Wherever a line in the records contains the word "battery", return that line.

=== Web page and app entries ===
———

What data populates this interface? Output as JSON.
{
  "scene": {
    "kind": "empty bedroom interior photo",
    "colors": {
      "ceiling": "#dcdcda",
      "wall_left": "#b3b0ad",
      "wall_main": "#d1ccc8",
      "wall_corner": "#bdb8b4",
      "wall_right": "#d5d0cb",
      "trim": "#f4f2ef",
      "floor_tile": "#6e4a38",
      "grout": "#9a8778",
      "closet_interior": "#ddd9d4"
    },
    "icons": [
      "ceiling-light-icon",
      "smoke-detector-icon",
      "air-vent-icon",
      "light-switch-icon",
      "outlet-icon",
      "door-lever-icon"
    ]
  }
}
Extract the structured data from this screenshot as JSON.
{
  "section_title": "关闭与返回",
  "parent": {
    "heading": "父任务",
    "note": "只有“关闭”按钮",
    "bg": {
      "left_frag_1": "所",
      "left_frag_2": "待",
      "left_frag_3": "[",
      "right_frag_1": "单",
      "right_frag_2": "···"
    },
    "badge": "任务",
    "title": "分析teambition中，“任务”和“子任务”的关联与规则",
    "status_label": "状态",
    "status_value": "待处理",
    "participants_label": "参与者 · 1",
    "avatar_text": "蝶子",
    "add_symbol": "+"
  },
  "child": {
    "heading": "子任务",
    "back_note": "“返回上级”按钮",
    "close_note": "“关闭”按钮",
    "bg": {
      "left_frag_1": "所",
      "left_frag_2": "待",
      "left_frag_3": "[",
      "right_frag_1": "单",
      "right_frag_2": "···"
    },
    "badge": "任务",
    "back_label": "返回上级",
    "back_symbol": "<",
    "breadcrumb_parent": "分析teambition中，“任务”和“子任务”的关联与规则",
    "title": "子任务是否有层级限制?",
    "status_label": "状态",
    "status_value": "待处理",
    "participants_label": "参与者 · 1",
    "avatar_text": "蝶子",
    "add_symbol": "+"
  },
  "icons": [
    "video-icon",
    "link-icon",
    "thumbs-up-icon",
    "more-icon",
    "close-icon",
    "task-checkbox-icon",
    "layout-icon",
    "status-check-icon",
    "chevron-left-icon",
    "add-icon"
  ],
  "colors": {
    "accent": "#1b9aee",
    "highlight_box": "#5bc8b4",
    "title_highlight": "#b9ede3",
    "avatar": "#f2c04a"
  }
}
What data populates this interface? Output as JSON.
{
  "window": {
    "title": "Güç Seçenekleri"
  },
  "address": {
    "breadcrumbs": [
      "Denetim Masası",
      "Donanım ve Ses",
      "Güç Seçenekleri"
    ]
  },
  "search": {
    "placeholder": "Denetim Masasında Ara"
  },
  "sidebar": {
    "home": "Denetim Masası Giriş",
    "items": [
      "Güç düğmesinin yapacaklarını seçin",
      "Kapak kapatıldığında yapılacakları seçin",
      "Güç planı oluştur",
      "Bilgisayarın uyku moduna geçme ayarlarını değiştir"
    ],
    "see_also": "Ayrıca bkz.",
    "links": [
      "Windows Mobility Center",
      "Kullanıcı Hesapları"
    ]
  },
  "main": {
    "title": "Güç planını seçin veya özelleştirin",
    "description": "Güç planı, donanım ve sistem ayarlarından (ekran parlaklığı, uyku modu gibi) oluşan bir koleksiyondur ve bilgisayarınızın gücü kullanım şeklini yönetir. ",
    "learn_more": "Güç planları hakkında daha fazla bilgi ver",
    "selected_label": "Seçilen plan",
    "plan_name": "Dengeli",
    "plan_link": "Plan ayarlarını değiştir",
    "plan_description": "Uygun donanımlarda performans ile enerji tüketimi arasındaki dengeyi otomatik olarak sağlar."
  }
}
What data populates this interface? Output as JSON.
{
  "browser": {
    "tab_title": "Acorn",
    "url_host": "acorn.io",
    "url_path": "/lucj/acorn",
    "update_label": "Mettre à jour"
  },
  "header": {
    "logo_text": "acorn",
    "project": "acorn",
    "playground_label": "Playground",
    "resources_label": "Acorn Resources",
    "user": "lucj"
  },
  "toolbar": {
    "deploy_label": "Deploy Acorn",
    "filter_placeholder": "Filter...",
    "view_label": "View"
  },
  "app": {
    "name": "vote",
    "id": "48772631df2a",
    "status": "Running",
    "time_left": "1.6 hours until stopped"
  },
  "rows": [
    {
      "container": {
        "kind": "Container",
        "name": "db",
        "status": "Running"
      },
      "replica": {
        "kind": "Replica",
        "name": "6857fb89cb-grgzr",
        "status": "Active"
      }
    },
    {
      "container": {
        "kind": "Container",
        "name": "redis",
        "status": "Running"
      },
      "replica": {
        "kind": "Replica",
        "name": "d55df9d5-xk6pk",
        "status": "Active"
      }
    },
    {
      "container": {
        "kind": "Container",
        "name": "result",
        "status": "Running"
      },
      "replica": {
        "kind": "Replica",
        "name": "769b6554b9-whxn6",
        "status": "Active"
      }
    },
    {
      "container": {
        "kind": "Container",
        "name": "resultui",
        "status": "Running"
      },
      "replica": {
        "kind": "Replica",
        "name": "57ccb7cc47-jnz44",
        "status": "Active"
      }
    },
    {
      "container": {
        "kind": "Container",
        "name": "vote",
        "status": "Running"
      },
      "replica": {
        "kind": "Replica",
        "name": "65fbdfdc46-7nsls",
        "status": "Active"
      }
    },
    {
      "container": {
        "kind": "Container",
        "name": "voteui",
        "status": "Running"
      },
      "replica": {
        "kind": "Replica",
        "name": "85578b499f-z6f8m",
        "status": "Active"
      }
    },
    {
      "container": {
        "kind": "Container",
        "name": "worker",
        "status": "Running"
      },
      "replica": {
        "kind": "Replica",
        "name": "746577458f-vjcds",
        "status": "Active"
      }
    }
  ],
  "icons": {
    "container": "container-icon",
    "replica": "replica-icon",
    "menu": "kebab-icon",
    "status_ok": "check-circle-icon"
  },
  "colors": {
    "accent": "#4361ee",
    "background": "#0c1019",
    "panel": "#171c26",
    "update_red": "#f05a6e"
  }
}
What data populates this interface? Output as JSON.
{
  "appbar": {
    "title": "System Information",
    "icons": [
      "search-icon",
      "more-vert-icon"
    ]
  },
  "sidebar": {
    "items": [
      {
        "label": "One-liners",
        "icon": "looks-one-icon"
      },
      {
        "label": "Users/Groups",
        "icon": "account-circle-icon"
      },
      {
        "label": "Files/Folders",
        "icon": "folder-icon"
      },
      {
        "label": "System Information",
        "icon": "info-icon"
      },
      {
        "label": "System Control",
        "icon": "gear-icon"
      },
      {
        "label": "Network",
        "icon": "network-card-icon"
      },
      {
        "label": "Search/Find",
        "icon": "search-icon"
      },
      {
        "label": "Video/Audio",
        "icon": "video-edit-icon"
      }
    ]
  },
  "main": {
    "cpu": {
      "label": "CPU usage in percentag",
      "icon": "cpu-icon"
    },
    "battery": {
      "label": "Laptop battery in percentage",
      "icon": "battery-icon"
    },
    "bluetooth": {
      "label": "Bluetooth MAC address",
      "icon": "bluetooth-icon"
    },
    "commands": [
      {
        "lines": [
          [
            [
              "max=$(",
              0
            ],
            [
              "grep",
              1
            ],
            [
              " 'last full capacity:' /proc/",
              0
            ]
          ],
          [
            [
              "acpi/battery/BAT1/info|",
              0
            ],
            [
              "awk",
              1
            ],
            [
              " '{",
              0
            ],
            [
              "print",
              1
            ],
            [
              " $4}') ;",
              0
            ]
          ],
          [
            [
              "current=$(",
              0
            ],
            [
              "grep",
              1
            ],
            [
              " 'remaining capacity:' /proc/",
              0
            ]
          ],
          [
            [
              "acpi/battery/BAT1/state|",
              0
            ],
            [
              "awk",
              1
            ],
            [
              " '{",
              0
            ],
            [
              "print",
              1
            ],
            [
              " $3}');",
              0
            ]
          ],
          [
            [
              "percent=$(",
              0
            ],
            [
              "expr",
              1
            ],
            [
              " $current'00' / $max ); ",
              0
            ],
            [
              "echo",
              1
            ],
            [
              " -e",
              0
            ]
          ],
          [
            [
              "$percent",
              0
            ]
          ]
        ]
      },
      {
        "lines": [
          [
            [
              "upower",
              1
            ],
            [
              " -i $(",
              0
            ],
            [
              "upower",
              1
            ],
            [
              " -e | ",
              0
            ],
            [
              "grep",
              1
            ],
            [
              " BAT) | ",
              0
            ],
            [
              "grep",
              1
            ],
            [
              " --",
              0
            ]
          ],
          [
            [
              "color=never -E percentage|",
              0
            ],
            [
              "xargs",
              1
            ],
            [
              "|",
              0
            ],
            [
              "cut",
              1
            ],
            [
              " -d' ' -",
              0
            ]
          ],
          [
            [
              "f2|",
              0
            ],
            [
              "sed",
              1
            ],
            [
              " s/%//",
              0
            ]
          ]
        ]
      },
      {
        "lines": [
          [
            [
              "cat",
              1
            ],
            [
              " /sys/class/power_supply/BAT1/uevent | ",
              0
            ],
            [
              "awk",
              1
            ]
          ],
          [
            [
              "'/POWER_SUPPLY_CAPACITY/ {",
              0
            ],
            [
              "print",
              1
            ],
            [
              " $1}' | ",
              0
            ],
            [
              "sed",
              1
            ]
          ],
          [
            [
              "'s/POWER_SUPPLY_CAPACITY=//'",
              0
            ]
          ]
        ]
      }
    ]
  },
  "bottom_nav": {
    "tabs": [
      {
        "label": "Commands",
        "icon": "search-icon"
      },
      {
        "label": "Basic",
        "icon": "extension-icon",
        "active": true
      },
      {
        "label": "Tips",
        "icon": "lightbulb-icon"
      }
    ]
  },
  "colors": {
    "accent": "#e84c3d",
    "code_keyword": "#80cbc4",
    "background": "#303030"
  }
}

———

=== Answer to this exercise ===
    "battery": {
      "label": "Laptop battery in percentage",
      "icon": "battery-icon"
              "acpi/battery/BAT1/info|",
              "acpi/battery/BAT1/state|",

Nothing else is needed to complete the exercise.